CASHMERE, Wash. — After more than 100 years in business, Liberty Orchards Co., the Washington state maker of Aplets & Cotlets fruit candies, has announced it will permanently close June 1.
Company president Greg Taylor, 72, grandson of Liberty Orchards co-founder Armen Tertsagian, said the family business has been seeking a buyer for several years with no luck. Taylor, who’s run the company 43 years, said he’s “very, very ready” to retire and the younger generations of the family are not interested in keeping the operation going.
“It’s bittersweet, but definitely more sweet than bitter. Obviously, we’re disappointed it can’t continue, but it’s time for us all to move on,” Taylor told the Capital Press Friday. “We’re so appreciative of all those who have supported our company.”
Liberty Orchards will continue to seek a buyer for its assets.
Through the decades, the company has bought ingredients — concentrates, purees and freeze-dried fruit — from processors worldwide. Apple concentrates were mainly sourced from Washington state apples.
The company’s closure will impact around 55 full-time employees.
“We’re proud to have provided employment for thousands of families over the past more than 100 years,” said Taylor.
The closure will mean people can no longer buy Aplets & Cotlets candies after this June.
When the company released news of its impending closure, the community of Cashmere, Wash., near Wenatchee, was shaken.
“Liberty Orchards is part of Cashmere’s identity,” Cashmere’s mayor, Jim Fletcher, told Eater Seattle, a food publication.
In a statement, the Cashmere Chamber of Commerce said that Liberty Orchards has made Cashmere “a traveler destination.”
On Aplets & Cotlets’ Facebook announcement about closing, hundreds of people commented, many calling the upcoming closure “heartbreaking” and “sad.” Many shared memories about touring the factory.
“I have been enjoying Aplets & Cotlets for over 50 years.
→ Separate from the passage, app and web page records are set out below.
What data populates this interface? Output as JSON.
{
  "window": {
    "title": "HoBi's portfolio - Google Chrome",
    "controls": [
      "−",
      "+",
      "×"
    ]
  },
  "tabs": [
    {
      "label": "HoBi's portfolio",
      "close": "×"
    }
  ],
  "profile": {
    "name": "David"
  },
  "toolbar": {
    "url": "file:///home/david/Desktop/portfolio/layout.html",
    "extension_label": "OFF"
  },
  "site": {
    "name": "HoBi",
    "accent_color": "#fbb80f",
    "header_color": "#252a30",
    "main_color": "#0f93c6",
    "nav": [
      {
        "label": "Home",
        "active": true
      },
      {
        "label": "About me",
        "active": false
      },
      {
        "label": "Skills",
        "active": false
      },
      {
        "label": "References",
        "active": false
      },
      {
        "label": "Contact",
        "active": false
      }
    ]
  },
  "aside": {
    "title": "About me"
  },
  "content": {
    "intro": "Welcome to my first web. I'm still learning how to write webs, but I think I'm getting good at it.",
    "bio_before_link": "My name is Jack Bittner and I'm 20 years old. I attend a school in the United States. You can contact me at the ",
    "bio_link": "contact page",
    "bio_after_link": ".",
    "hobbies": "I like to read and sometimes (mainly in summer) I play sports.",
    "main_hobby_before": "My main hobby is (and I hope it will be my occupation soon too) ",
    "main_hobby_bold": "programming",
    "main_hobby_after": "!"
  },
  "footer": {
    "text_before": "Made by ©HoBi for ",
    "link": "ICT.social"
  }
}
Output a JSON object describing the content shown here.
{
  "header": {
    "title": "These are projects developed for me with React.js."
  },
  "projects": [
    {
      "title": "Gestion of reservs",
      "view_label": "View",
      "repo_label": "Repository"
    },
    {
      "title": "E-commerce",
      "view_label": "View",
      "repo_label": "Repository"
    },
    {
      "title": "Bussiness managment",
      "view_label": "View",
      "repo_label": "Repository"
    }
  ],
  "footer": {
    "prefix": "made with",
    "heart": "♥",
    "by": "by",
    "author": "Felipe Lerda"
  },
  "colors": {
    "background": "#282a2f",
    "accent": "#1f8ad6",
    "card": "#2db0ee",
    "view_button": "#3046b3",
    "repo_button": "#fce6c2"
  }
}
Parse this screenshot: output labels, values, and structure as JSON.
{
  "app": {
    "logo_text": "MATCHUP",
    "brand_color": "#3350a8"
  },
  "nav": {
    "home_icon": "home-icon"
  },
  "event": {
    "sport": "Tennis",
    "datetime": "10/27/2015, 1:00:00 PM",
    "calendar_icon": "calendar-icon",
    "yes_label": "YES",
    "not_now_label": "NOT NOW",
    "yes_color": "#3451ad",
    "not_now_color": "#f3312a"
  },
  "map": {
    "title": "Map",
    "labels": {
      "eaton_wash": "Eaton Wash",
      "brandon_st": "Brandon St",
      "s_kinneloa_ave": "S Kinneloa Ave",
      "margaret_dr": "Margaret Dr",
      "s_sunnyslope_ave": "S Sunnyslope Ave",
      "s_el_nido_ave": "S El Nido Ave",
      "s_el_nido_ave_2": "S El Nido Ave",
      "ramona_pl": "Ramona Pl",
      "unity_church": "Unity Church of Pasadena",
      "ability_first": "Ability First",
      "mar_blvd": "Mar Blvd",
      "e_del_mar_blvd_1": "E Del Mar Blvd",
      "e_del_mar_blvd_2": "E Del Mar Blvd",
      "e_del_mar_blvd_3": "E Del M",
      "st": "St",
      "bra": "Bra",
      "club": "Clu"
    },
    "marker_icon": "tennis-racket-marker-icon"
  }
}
I truly hope someone buys the business and continues the tradition,” said one comment.
Liberty Orchards was founded in 1920 by two Armenian immigrants, Mark Balaban and Armen Tertsagian.
The two started their venture by buying a small orchard, but times were tough, and they searched for ways to make use of surplus fruit. After research and development, they launched their first candy line, an apple and walnut confection based on the famous Near Eastern candy known as Turkish Delight.
This they called Aplets, the “confection of the fairies.”
A few years later, they created a second product, Cotlets, made with apricots and walnuts.
Over the decades, the company expanded its product line to include Fruit Delights, Dessert Delights, Fruitlets, Orchard Bars and other offerings.
Since 1920, three generations of family members have managed the business.
The second generation, John Chakirian and Richard Odabashian, ran the business from 1956 into the 1980s. Since then, Greg Taylor, the third generation, has served as company president.
Taylor said the fourth-generation family members didn’t grow up in Cashmere and have their own careers and families elsewhere, which is why there’s no one to carry on the business.
“People are sad we’re closing, but we’re grateful for the time we’ve had,” he said.